Each entry should appear in the answer exactly as written.

** Opening DATA block **

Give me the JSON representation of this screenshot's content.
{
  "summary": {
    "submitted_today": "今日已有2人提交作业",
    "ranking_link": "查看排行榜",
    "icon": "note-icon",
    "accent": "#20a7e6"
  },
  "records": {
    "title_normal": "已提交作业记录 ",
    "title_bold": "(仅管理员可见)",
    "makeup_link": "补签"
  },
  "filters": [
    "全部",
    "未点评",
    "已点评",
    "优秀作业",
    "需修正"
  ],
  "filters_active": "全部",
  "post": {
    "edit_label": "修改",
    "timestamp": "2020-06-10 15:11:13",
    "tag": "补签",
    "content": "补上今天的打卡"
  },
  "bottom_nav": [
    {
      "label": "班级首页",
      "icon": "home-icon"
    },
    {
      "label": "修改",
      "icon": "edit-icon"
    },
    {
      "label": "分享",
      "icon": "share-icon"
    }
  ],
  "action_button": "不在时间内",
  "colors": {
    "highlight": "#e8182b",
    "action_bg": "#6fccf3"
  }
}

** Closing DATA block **

** WORKED SOLUTION **
Give me the JSON representation of this screenshot's content.
{
  "summary": {
    "submitted_today": "今日已有2人提交作业",
    "ranking_link": "查看排行榜",
    "icon": "note-icon",
    "accent": "#20a7e6"
  },
  "records": {
    "title_normal": "已提交作业记录 ",
    "title_bold": "(仅管理员可见)",
    "makeup_link": "补签"
  },
  "filters": [
    "全部",
    "未点评",
    "已点评",
    "优秀作业",
    "需修正"
  ],
  "filters_active": "全部",
  "post": {
    "edit_label": "修改",
    "timestamp": "2020-06-10 15:11:13",
    "tag": "补签",
    "content": "补上今天的打卡"
  },
  "bottom_nav": [
    {
      "label": "班级首页",
      "icon": "home-icon"
    },
    {
      "label": "修改",
      "icon": "edit-icon"
    },
    {
      "label": "分享",
      "icon": "share-icon"
    }
  ],
  "action_button": "不在时间内",
  "colors": {
    "highlight": "#e8182b",
    "action_bg": "#6fccf3"
  }
}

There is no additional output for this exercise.